■ **Task requirements**
Each line below with the string "structured" should be copied.
_ _ _ _ _ _ _
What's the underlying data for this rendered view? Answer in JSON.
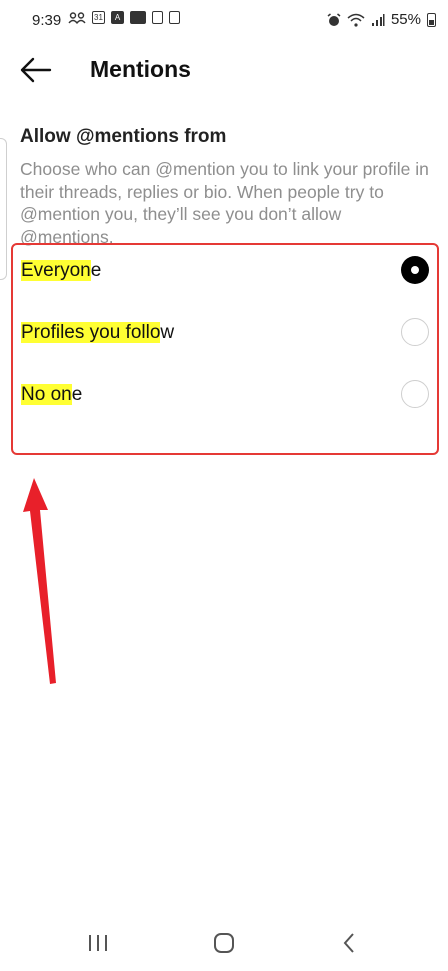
{
  "status_bar": {
    "time": "9:39",
    "battery": "55%",
    "icons_left": [
      "people-icon",
      "calendar-31-icon",
      "a-icon",
      "news-icon",
      "phone-icon",
      "phone-icon"
    ],
    "calendar_day": "31",
    "icons_right": [
      "alarm-icon",
      "wifi-icon",
      "signal-icon",
      "battery-icon"
    ]
  },
  "header": {
    "title": "Mentions",
    "back_icon": "arrow-left-icon"
  },
  "section": {
    "title": "Allow @mentions from",
    "description": "Choose who can @mention you to link your profile in their threads, replies or bio. When people try to @mention you, they’ll see you don’t allow @mentions."
  },
  "options": [
    {
      "label_highlighted": "Everyon",
      "label_rest": "e",
      "selected": true
    },
    {
      "label_highlighted": "Profiles you follo",
      "label_rest": "w",
      "selected": false
    },
    {
      "label_highlighted": "No on",
      "label_rest": "e",
      "selected": false
    }
  ],
  "annotation": {
    "box_color": "#e53935",
    "highlight_color": "#ffff33",
    "arrow_color": "#e8202a"
  },
  "nav_bar": {
    "buttons": [
      "recents-icon",
      "home-icon",
      "back-icon"
    ]
  }
}
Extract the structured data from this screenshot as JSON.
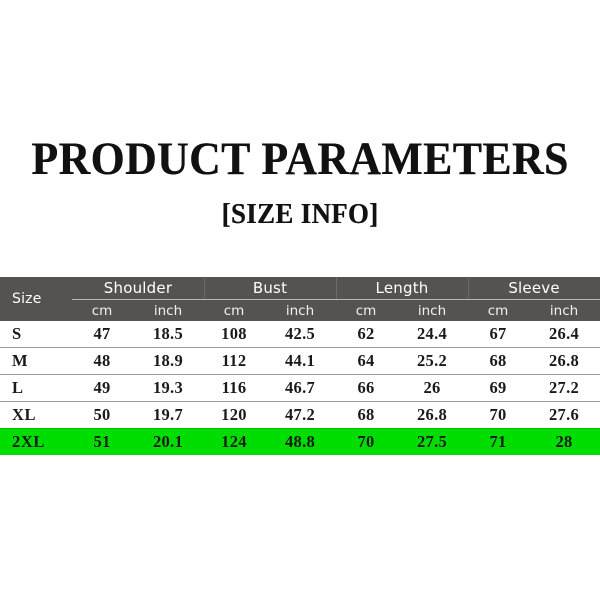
{
  "document": {
    "title": "PRODUCT PARAMETERS",
    "subtitle": "[SIZE INFO]"
  },
  "colors": {
    "background": "#ffffff",
    "header_band": "#555352",
    "header_text": "#ffffff",
    "body_text": "#1a1a1a",
    "row_divider": "#9d9b99",
    "highlight_row": "#00dd00"
  },
  "table": {
    "size_column_label": "Size",
    "groups": [
      {
        "label": "Shoulder",
        "units": [
          "cm",
          "inch"
        ]
      },
      {
        "label": "Bust",
        "units": [
          "cm",
          "inch"
        ]
      },
      {
        "label": "Length",
        "units": [
          "cm",
          "inch"
        ]
      },
      {
        "label": "Sleeve",
        "units": [
          "cm",
          "inch"
        ]
      }
    ],
    "columns": [
      "Size",
      "cm",
      "inch",
      "cm",
      "inch",
      "cm",
      "inch",
      "cm",
      "inch"
    ],
    "rows": [
      {
        "size": "S",
        "highlighted": false,
        "shoulder_cm": "47",
        "shoulder_inch": "18.5",
        "bust_cm": "108",
        "bust_inch": "42.5",
        "length_cm": "62",
        "length_inch": "24.4",
        "sleeve_cm": "67",
        "sleeve_inch": "26.4"
      },
      {
        "size": "M",
        "highlighted": false,
        "shoulder_cm": "48",
        "shoulder_inch": "18.9",
        "bust_cm": "112",
        "bust_inch": "44.1",
        "length_cm": "64",
        "length_inch": "25.2",
        "sleeve_cm": "68",
        "sleeve_inch": "26.8"
      },
      {
        "size": "L",
        "highlighted": false,
        "shoulder_cm": "49",
        "shoulder_inch": "19.3",
        "bust_cm": "116",
        "bust_inch": "46.7",
        "length_cm": "66",
        "length_inch": "26",
        "sleeve_cm": "69",
        "sleeve_inch": "27.2"
      },
      {
        "size": "XL",
        "highlighted": false,
        "shoulder_cm": "50",
        "shoulder_inch": "19.7",
        "bust_cm": "120",
        "bust_inch": "47.2",
        "length_cm": "68",
        "length_inch": "26.8",
        "sleeve_cm": "70",
        "sleeve_inch": "27.6"
      },
      {
        "size": "2XL",
        "highlighted": true,
        "shoulder_cm": "51",
        "shoulder_inch": "20.1",
        "bust_cm": "124",
        "bust_inch": "48.8",
        "length_cm": "70",
        "length_inch": "27.5",
        "sleeve_cm": "71",
        "sleeve_inch": "28"
      }
    ]
  }
}
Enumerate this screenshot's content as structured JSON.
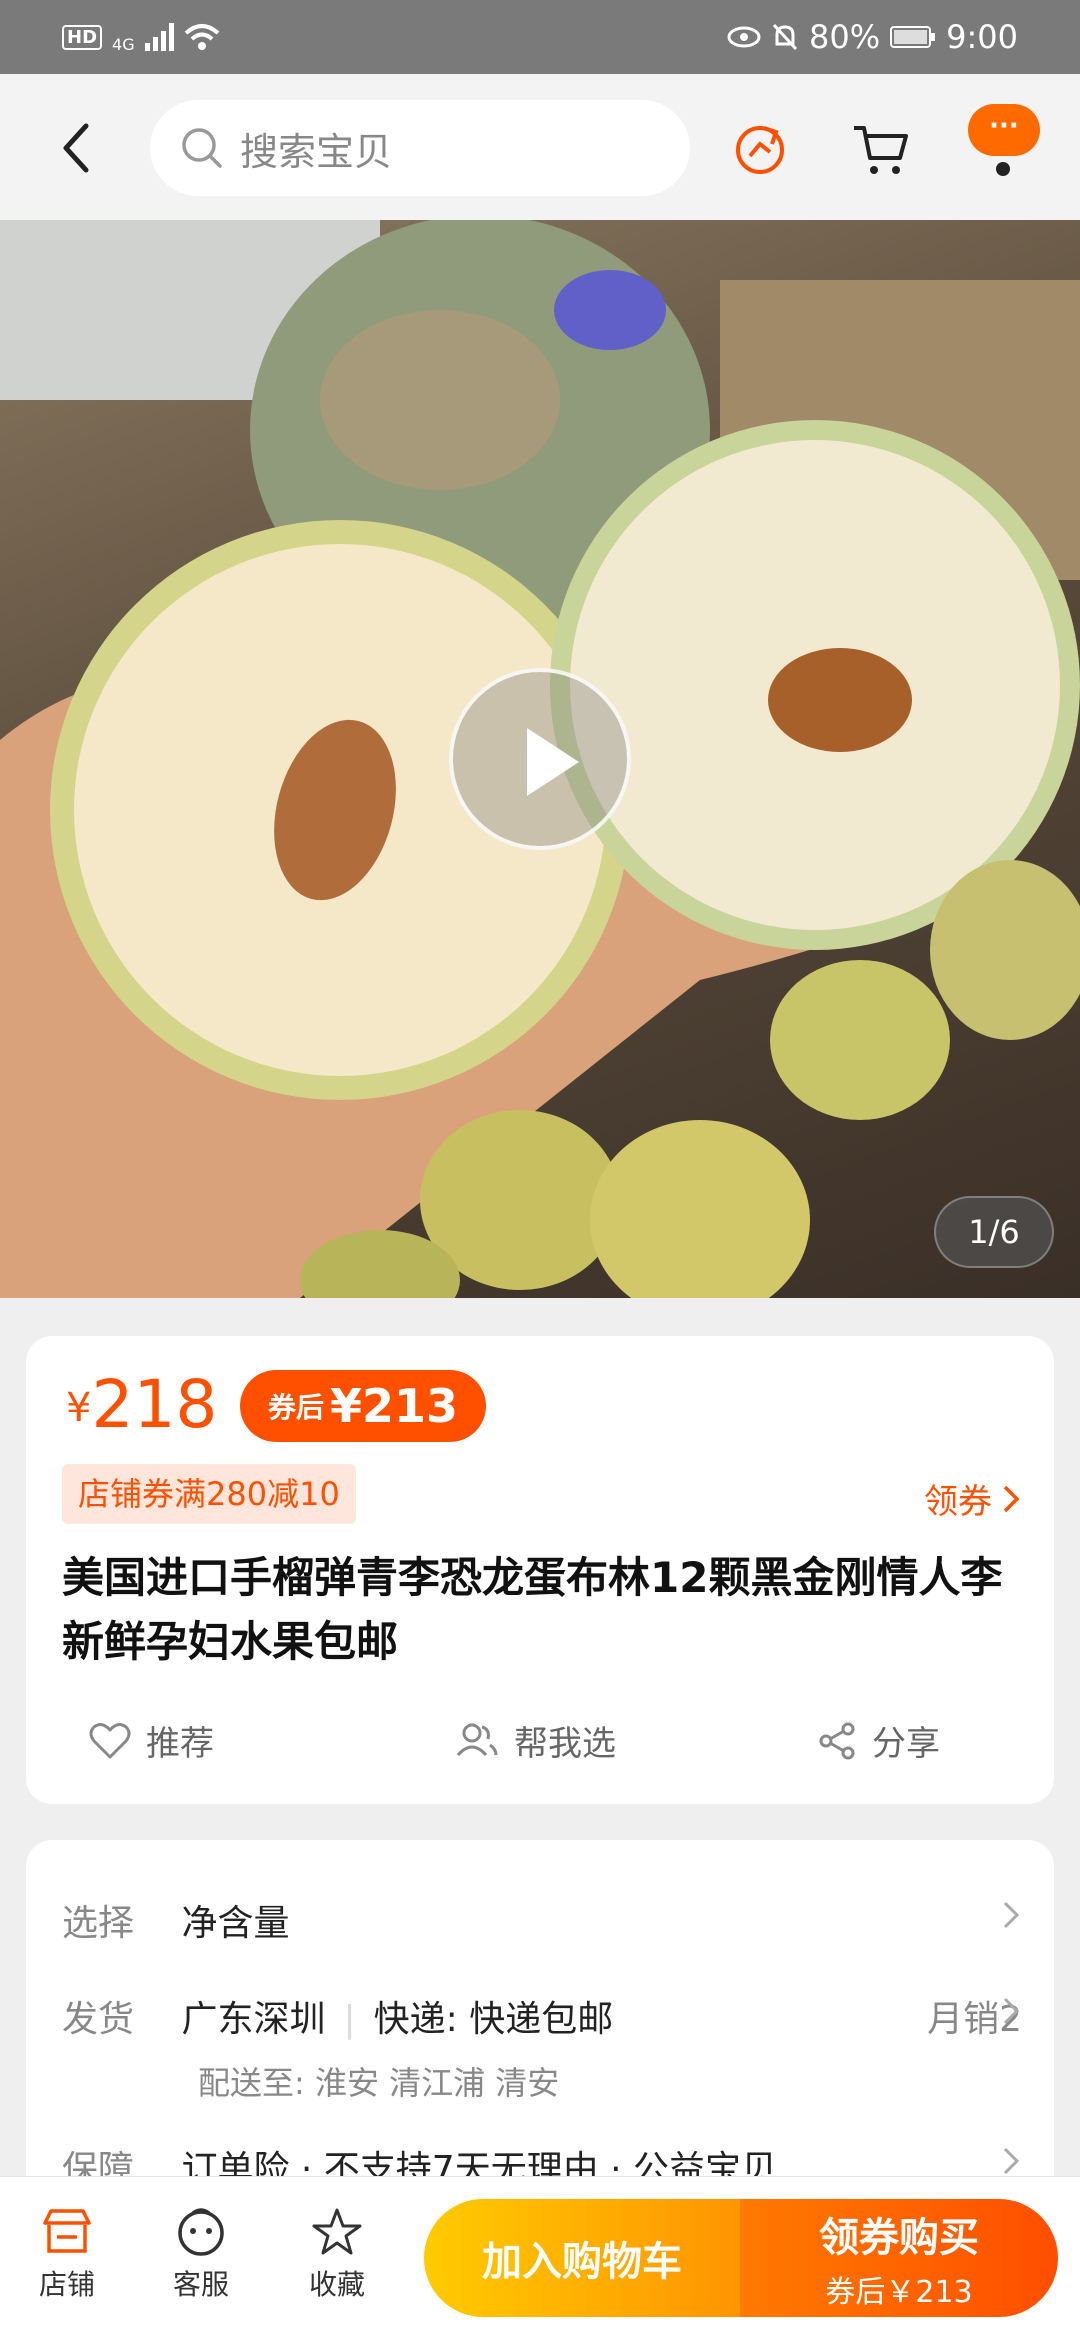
{
  "status_bar": {
    "network": "4G",
    "battery": "80%",
    "time": "9:00"
  },
  "search": {
    "placeholder": "搜索宝贝"
  },
  "header": {
    "more_label": "···"
  },
  "gallery": {
    "counter": "1/6"
  },
  "product": {
    "price_symbol": "¥",
    "price": "218",
    "coupon_label": "券后",
    "coupon_price": "¥213",
    "shop_coupon": "店铺券满280减10",
    "get_coupon": "领券",
    "title": "美国进口手榴弹青李恐龙蛋布林12颗黑金刚情人李新鲜孕妇水果包邮",
    "actions": {
      "recommend": "推荐",
      "help_choose": "帮我选",
      "share": "分享"
    }
  },
  "specs": {
    "select_key": "选择",
    "select_value": "净含量",
    "ship_key": "发货",
    "ship_from": "广东深圳",
    "express": "快递: 快递包邮",
    "monthly_sales": "月销2",
    "deliver_to": "配送至: 淮安 清江浦 清安",
    "guarantee_key": "保障",
    "guarantee_value": "订单险 · 不支持7天无理由 · 公益宝贝"
  },
  "bottom_bar": {
    "shop": "店铺",
    "service": "客服",
    "favorite": "收藏",
    "add_to_cart": "加入购物车",
    "buy_with_coupon": "领券购买",
    "buy_price": "券后￥213"
  },
  "colors": {
    "accent": "#ff5000",
    "cart_gradient": "#ffcb00",
    "buy_gradient": "#ff4e00"
  }
}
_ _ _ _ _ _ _
■ **Solution to the exercise**
Extract the structured data from this screenshot as JSON.
Enumerate this screenshot's content as structured JSON.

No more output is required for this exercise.